'Muppets Most Wanted' has all the right pieces, but misses its comic potential
Muppets Most Wanted Walt Disney Pictures
Director: James Bobin
Screenplay: James Bobin and Nicholas Stoller
Starring: Ricky Gervais, Tina Fey, Ty Burrell, and the voices of Steve Whitmire, Matt Vogel, Eric Jacobson, Bill Barretta and David Goelz
Rated PG / 1 hour, 47 minutes
March 21, 2014
(out of four)
The Muppets and madcap plotting have always gone hand-in-hand, and sure enough, Muppets Most Wanted has the kind of zany storyline - international thieves use a Muppet World Tour as a front for a series of heists - that seems like a perfect match.
But looking back on the movie, I realized plot was practically all I could remember about it. I could recall every piece of the narrative, could remember it sapping more and more out of the characters and the humor with each plodding step. Even now as I think about it, the failures don't make a whole lot of sense. On paper, everything adds up. The setup is delightfully absurd. The way writer/director James Bobin and co-writer Nicholas Stoller exploit espionage-thriller, con-artist and buddy-cop stereotypes is right on target. And the film places all of its main characters within specific comedic contexts that should, by all reason, get the most out of them.
And yet it all seems more clever in concept than execution.

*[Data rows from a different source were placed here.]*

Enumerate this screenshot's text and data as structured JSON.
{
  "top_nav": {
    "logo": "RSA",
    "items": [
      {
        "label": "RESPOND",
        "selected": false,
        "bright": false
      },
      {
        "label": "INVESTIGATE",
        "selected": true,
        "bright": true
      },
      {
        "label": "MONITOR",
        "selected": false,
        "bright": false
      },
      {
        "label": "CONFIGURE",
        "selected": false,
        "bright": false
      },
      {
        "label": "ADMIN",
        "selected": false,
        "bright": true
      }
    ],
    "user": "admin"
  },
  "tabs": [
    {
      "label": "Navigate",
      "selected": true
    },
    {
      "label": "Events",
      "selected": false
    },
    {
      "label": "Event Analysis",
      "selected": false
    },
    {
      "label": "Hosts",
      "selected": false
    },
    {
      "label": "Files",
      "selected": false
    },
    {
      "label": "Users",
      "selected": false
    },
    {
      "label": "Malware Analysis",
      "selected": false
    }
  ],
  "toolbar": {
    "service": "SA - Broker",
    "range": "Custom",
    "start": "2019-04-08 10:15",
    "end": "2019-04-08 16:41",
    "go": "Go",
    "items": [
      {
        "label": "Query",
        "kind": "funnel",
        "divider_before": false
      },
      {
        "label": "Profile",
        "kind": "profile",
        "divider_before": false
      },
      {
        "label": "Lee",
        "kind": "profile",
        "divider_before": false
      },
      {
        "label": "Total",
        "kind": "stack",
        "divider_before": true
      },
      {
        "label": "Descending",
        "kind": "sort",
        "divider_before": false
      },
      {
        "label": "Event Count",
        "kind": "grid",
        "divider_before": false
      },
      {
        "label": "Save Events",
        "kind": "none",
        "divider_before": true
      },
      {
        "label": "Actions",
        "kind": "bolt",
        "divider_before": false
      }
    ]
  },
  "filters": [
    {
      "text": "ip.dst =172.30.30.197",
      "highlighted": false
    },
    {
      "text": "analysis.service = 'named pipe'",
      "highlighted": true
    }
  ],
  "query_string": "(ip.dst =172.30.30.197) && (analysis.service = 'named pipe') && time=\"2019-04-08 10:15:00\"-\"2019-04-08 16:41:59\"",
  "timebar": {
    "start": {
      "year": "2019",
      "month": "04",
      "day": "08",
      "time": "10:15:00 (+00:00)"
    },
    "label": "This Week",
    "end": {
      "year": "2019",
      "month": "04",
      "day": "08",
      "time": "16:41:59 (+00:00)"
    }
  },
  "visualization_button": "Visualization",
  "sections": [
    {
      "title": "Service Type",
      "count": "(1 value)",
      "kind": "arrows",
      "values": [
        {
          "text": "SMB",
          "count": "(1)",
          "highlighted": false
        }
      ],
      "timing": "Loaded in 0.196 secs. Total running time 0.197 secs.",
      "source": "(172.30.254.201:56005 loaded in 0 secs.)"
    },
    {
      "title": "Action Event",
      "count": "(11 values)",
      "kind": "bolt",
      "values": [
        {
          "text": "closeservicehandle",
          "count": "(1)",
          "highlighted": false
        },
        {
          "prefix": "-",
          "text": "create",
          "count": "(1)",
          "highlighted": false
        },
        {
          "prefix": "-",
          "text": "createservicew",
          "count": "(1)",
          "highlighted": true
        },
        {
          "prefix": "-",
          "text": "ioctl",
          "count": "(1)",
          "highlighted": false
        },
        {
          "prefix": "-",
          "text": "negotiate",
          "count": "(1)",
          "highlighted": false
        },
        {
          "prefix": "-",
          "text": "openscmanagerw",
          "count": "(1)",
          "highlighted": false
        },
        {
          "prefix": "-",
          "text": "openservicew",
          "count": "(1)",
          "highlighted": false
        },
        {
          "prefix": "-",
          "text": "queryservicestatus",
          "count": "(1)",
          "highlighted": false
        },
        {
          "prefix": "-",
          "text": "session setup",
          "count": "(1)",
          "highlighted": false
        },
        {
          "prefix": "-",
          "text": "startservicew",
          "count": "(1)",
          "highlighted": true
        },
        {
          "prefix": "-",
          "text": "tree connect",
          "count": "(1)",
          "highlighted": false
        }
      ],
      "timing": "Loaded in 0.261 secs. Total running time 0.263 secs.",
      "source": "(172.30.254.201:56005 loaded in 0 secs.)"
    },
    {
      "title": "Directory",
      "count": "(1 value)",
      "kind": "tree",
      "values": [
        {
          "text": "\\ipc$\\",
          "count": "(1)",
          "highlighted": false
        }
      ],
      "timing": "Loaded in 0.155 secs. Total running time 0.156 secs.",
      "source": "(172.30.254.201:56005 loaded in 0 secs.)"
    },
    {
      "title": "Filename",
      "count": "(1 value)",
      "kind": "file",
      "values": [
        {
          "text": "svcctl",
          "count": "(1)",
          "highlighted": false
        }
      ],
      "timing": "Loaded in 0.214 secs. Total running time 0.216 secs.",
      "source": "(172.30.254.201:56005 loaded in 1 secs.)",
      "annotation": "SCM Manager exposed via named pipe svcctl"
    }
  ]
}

This is the rare example of a movie getting everything absolutely right in the planning stages - the story, the concept, the casting - and still yielding a subpar result. It's a cliche to call something "uninspired" - it's one of those phrases we too often use without further elaboration, myself included - but I feel compelled to use it here. Muppets Most Wanted has all the ingredients that all good Muppet movies have had, but the filmmakers don't seem all that interested. (Even the songs, once again written by Bret McKenzie, are forgettable this time around. There's nothing with the silly emotional texture of "Man or Muppet" or the sheer playful joy of "Life's a Happy Song" - instead a series of vaguely clever numbers that no one will ever remember.)
Consider the main screwball plot hook, which revolves around the dead-on resemblance between the world-famous entertainer Kermit the Frog and the world-famous criminal Constantine. The latter's devious scheme depends on trading places with his doppelgänger, which means swapping the one physical difference that distinguishes the two - the giant mole on the right side of Constantine's face.
And so, when his plan is put into motion (thanks to the planning of his second-in-command, Dominic Badguy, played by Ricky Gervais), he slaps a fake mole on Kermit's face, puts on some green makeup to cover up his own, and takes his place at the head of the Muppet troupe while poor Kermit languishes away in a Siberian prison camp.
That whole thing is a terrifically funny concept, but oddly, it's used mostly just to set the plot in motion, rather than for its own comic absurdity. Bobin and Stoller use the switcheroo mainly just to place two characters in unexpected circumstances, and don't really mine the comedic potential of their physical resemblance. The one exception is a scene where Fozzie Bear and Walter react to the all-too-obvious discovery that Kermit and Constantine share a physical likeness at all. It's one of the few scenes that captures the glorious absurdity of it.
Beyond that, the film wastes a lot of time trying to find some use for Kermit in prison - first by repeatedly trying to escape, only for the head guard Nadya (Tina Fey) to be a step ahead of him each time; and later by directing the prison's annual talent show at Nadya's behest. Meanwhile, the Muppets - with Constantine-as-Kermit leading the way (he insists his strange accent is simply the result of a cold) and Dominic organizing their world tour (conveniently scheduling each performance right next door to a museum, bank, castle, what have you) - go about their business, riding high from their (supposed) rediscovered fame.
The other parallel subplot - and probably the movie's highlight as a whole - involves a human Interpol agent (Ty Burrell) and a CIA operative, Sam Eagle, who have to team up to investigate a series of major thefts across Europe that coincidentally align with the Muppets' travel schedule. The film seems more engaged when we're around these two, as Bobin and Stoller have a lot of fun toying with the buddy-cop dynamic by painting the characters' obligatory cultural differences in hilarious extremes.
But we get too little of those two and too much of Constantine, Dominic and the Muppets themselves (who, individually, don't amount to much more than a series of cameos), who I'd love to see more of in theory, just not in this dry a storyline. We get scene after scene of plot setups and payoffs, at the expense of the humor and warmth of character that the Muppets have given us even in some of their most plot-heavy outings. At times you get the feeling they just took an existing crime script and touched it up to accommodate the presence of Muppets and showtunes.
The film's predecessor, 2011's franchise-kickstarting The Muppets, took an age-old plot and used it to prop up a series of fantastic comedic setpieces, while using its central human story to reflect on the virtues of the Muppets themselves. The plot mattered, but only as a vehicle for other things. Muppets Most Wanted has it backwards. The plot gets in the way of the comedy, and, unlike last time, there's no emotional core to speak of. This isn't an especially bad movie, by any means - just a disappointing missed opportunity.